Exon-like Plague Hits New York


Craig A. Johnson

Below are excerpts from an article posted by Dave Farber to his IP 
list.   The story details the porn and "child protection" craze that 
is sweeping the country in the wake of Exon's "indecent" bill.


Date:          Fri, 19 Jan 1996 06:04:49 -0500
From:          Dave Farber <•••@••.•••>
Subject:       IP: NY Exxon Bill soon to pass
To:            •••@••.••• (interesting-people mailing list)


Posted-Date: Thu, 18 Jan 1996 22:49:22 -0500
From: •••@••.••• (John Perz)

As if the Exxon bill isn't bad enough, now we've gotta worry about all
50 state legislatures getting into the act! :(

The following article appeared in the Albany Times-Union on Wednesday,
January 17th, 1996.  The title is PORN BILL PROVOKES CONCERNS ONLINE,
OFF.  Measure's foes say state effort to thwart pedophiles punishes
computer services.  Byline is by Sarah Metzgar.

Albany - A bill intended to thwart online pedophiles is breezing its
way through the Legislature, worrying computer-service providers who
fear they'll be held criminally liable.

The measure, which would prohibit "disseminating indecent material to
minors," is on the verge of passage. 

"We need to put these protections into place to safeguard our
children,"  said Assemblywoman RoAnne Destito, a Utica Democrat who
introduced the Assembly Bill.  "I'm pleased it's one of the first
bills to get prompt attention."

If the bill passes, making sexual advances toward minors in
cyberspace would be a felony.

"According to these bills, you're equally liable if you transmit the
information - even if you couldn't control it or didn't know what
people were saying to each other," said Dianne Kennedy, a spokeswoman
for the New York State Newspaper Publishers Association.  "Obviously,
we're not in favor of pedophilescontacting children, but it's like
holding Amtrak responsible if a pedophile takes a train from Buffalo
to New York City to meet up with a child.

The newspaper association is involved in the lobbying effort
because many newspapers are starting to provide access to the
Internet.  Newspaper publishers are being joined by the Interactive
Services Association.

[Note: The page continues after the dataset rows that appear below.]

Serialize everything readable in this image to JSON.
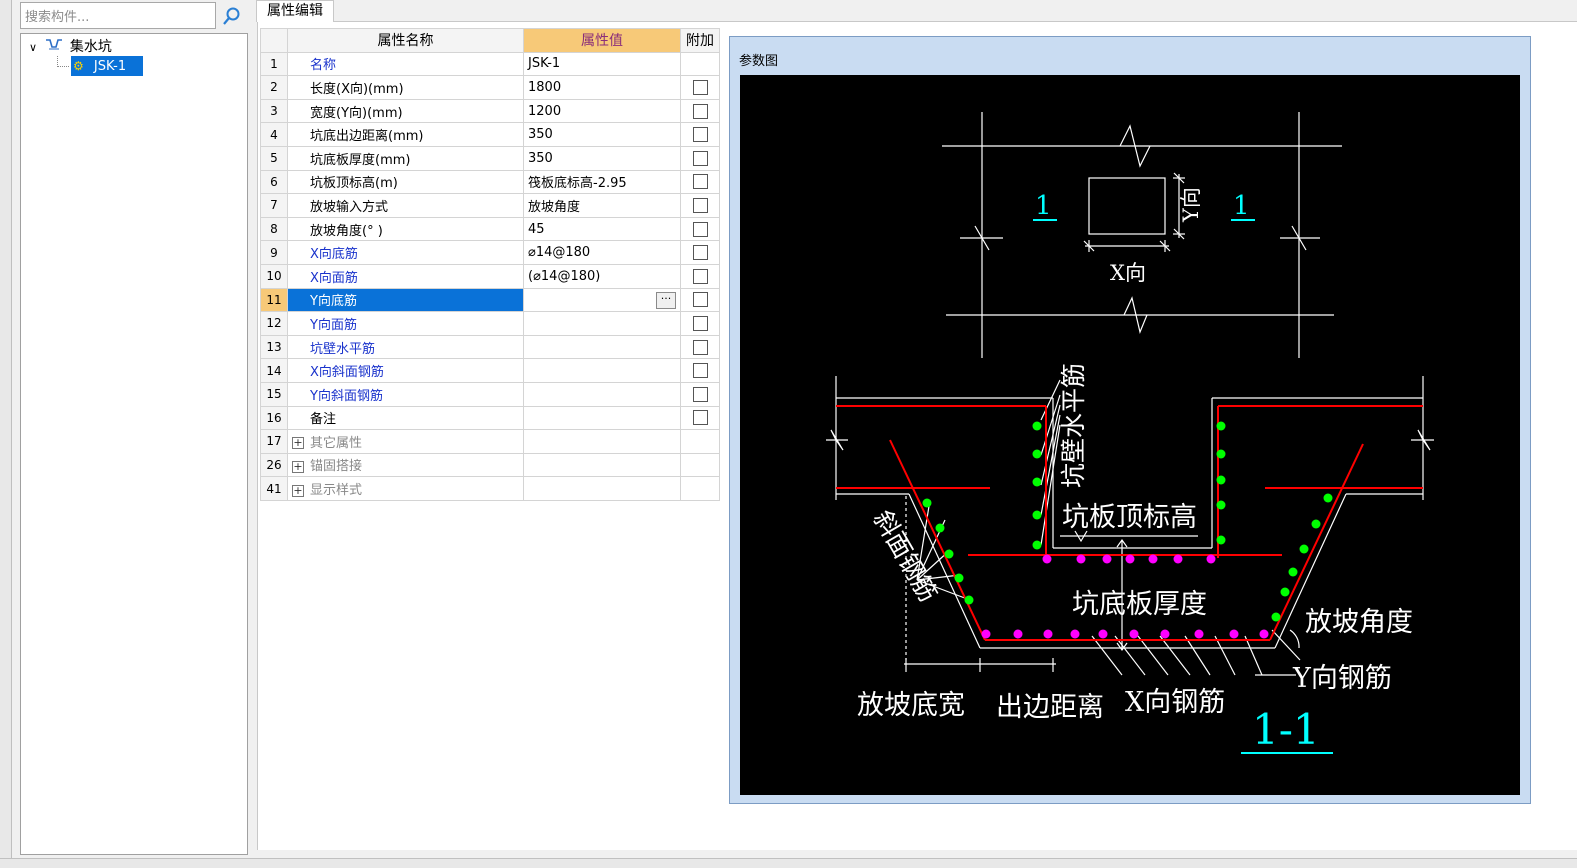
{
  "search": {
    "placeholder": "搜索构件..."
  },
  "tree": {
    "root": "集水坑",
    "child": "JSK-1"
  },
  "tab": {
    "label": "属性编辑"
  },
  "table": {
    "headers": [
      "属性名称",
      "属性值",
      "附加"
    ],
    "rows": [
      {
        "num": "1",
        "name": "名称",
        "value": "JSK-1",
        "style": "blue",
        "check": false
      },
      {
        "num": "2",
        "name": "长度(X向)(mm)",
        "value": "1800",
        "style": "",
        "check": true
      },
      {
        "num": "3",
        "name": "宽度(Y向)(mm)",
        "value": "1200",
        "style": "",
        "check": true
      },
      {
        "num": "4",
        "name": "坑底出边距离(mm)",
        "value": "350",
        "style": "",
        "check": true
      },
      {
        "num": "5",
        "name": "坑底板厚度(mm)",
        "value": "350",
        "style": "",
        "check": true
      },
      {
        "num": "6",
        "name": "坑板顶标高(m)",
        "value": "筏板底标高-2.95",
        "style": "",
        "check": true
      },
      {
        "num": "7",
        "name": "放坡输入方式",
        "value": "放坡角度",
        "style": "",
        "check": true
      },
      {
        "num": "8",
        "name": "放坡角度(° )",
        "value": "45",
        "style": "",
        "check": true
      },
      {
        "num": "9",
        "name": "X向底筋",
        "value": "⌀14@180",
        "style": "blue",
        "check": true
      },
      {
        "num": "10",
        "name": "X向面筋",
        "value": "(⌀14@180)",
        "style": "blue",
        "check": true
      },
      {
        "num": "11",
        "name": "Y向底筋",
        "value": "",
        "style": "blue",
        "check": true,
        "selected": true
      },
      {
        "num": "12",
        "name": "Y向面筋",
        "value": "",
        "style": "blue",
        "check": true
      },
      {
        "num": "13",
        "name": "坑壁水平筋",
        "value": "",
        "style": "blue",
        "check": true
      },
      {
        "num": "14",
        "name": "X向斜面钢筋",
        "value": "",
        "style": "blue",
        "check": true
      },
      {
        "num": "15",
        "name": "Y向斜面钢筋",
        "value": "",
        "style": "blue",
        "check": true
      },
      {
        "num": "16",
        "name": "备注",
        "value": "",
        "style": "",
        "check": true
      },
      {
        "num": "17",
        "name": "其它属性",
        "value": "",
        "style": "group",
        "check": false
      },
      {
        "num": "26",
        "name": "锚固搭接",
        "value": "",
        "style": "group",
        "check": false
      },
      {
        "num": "41",
        "name": "显示样式",
        "value": "",
        "style": "group",
        "check": false
      }
    ]
  },
  "param": {
    "title": "参数图",
    "labels": {
      "sec_left": "1",
      "sec_right": "1",
      "y_dir": "Y向",
      "x_dir": "X向",
      "wall_bar": "坑壁水平筋",
      "top_elev": "坑板顶标高",
      "slope_bar": "斜面钢筋",
      "slab_thk": "坑底板厚度",
      "slope_angle": "放坡角度",
      "y_bar": "Y向钢筋",
      "slope_width": "放坡底宽",
      "edge_dist": "出边距离",
      "x_bar": "X向钢筋",
      "section": "1-1"
    }
  },
  "colors": {
    "accent": "#0a72d8",
    "header_value": "#f7c978",
    "blue_text": "#1a33cc",
    "rebar_red": "#ff0000",
    "rebar_green": "#00ff00",
    "rebar_magenta": "#ff00ff",
    "cyan": "#00ffff"
  }
}
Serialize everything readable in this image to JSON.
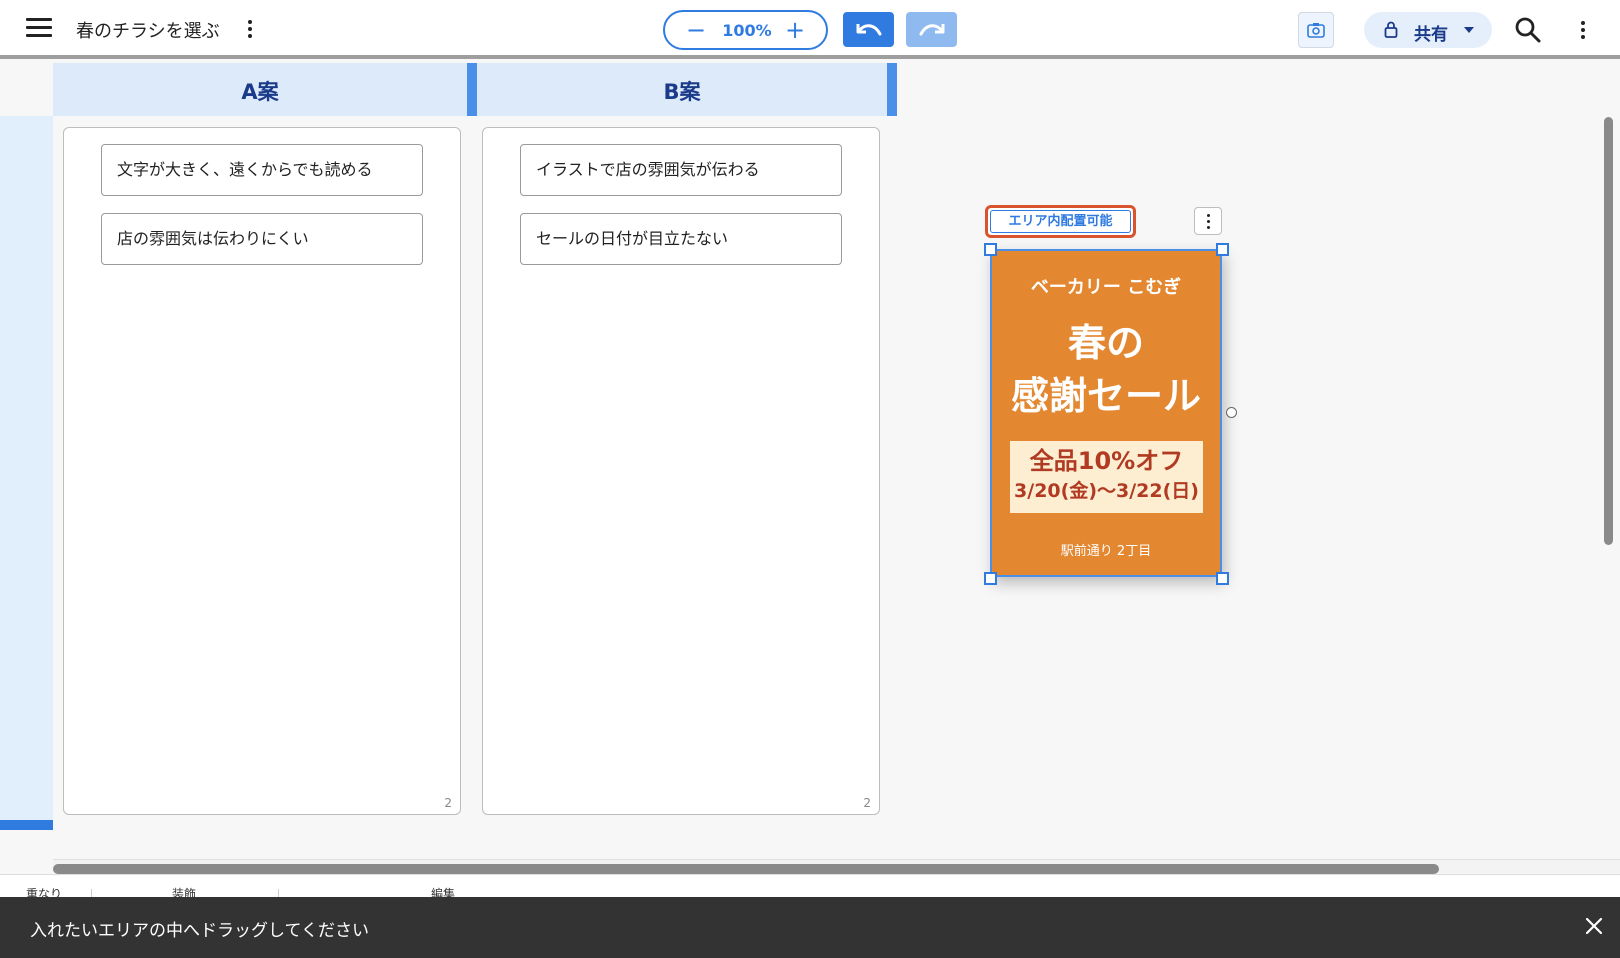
{
  "header": {
    "title": "春のチラシを選ぶ",
    "zoom": "100%",
    "zoom_minus": "−",
    "zoom_plus": "+",
    "share_label": "共有"
  },
  "areas": [
    {
      "label": "A案",
      "notes": [
        "文字が大きく、遠くからでも読める",
        "店の雰囲気は伝わりにくい"
      ],
      "count": "2"
    },
    {
      "label": "B案",
      "notes": [
        "イラストで店の雰囲気が伝わる",
        "セールの日付が目立たない"
      ],
      "count": "2"
    }
  ],
  "flyer": {
    "tag": "エリア内配置可能",
    "shop": "ベーカリー こむぎ",
    "headline_1": "春の",
    "headline_2": "感謝セール",
    "sale_1": "全品10%オフ",
    "sale_2": "3/20(金)〜3/22(日)",
    "address": "駅前通り 2丁目"
  },
  "bottom_tabs": [
    "重なり",
    "装飾",
    "編集"
  ],
  "snackbar": {
    "message": "入れたいエリアの中へドラッグしてください"
  },
  "colors": {
    "accent": "#2f7be0",
    "flyer_bg": "#e38730",
    "tag_border": "#d9542c",
    "area_header": "#ddeafa",
    "snackbar_bg": "#333333"
  }
}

Jill Lesser, a spokeswoman for People for the American Way, A
Washington DC based civil-liberties organization reviewed the bill on
Tuesday.  "It does not have an exemption for online service providers,
or the people involved in certain parts of the chain in sending a

Lesser said the bill, to some extent, exempts material with
educational and scientific content - but puts the burden on the
provider, who would have to prove in court that the material has

                        ~ CYBER-RIGHTS ~
  For subscription info, archived postings/documents, and other useful
  material, visit the CPSR Cyber-Rights Web Page at:


  You are encouraged to forward and cross-post list traffic,
  pursuant to any contained copyright & redistribution restrictions.